Metal sulfides are of interest for a wide variety of applications, including use as hydrodesulfurization catalysis, and as photovoltaic materials. Many transition metal sulfides have complex structures due to the combination of variable oxidation state on the transition metal, and the fact that sulfur can exist as S2 or S3 units in addition to isolated monoatomic anions. Some of these compounds are only stable at low temperatures, converting to simpler, more thermodynamically stable phases at higher temperatures. This makes synthesis somewhat difficult.
Low temperature sulfur flux chemistry enables the isolation of metastable metal sulfide phases. Reactions of a variety of metals and metalloids in sulfur/halogen fluxes are being carried out to explore the chemistry in these solvents.
The metal sulfide and metal sulfide halide products range from metallic to semiconducting and their optical
and magnetic properties will be investigated. Products of reactions of bismuth in S/I2 flux are shown below, yielding
crystals of the metastable subvalent phase Bi13S18I2.
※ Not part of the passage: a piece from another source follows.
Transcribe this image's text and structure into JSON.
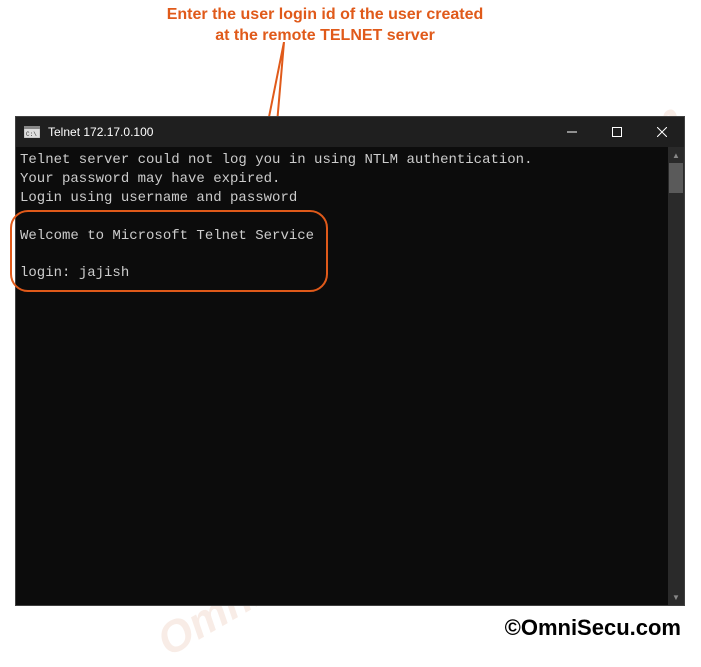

Our flux reactions are typically carried out in programmable furnaces. However, the fact that the sulfur/halogen flux is made of non-polar molecules allows for an alternative heating method: microwave heating. This selectively heats the metal powder reactants (large bulk metals...or metal fluxes...cannot be used for the same reason that you can't stick a metal fork in your microwave oven). Fine metal particles absorb microwaves and heat rapidly, melting the surrounding sulfur, and allowing it to act as a solvent and a reactant. This is a very rapid and greener method of heating; it allows for very different reaction times and temperatures compared to furnace heating. Different metal sulfide phases are obtained from the different heating methods; they are characterized by X-ray diffraction and optical spectroscopy.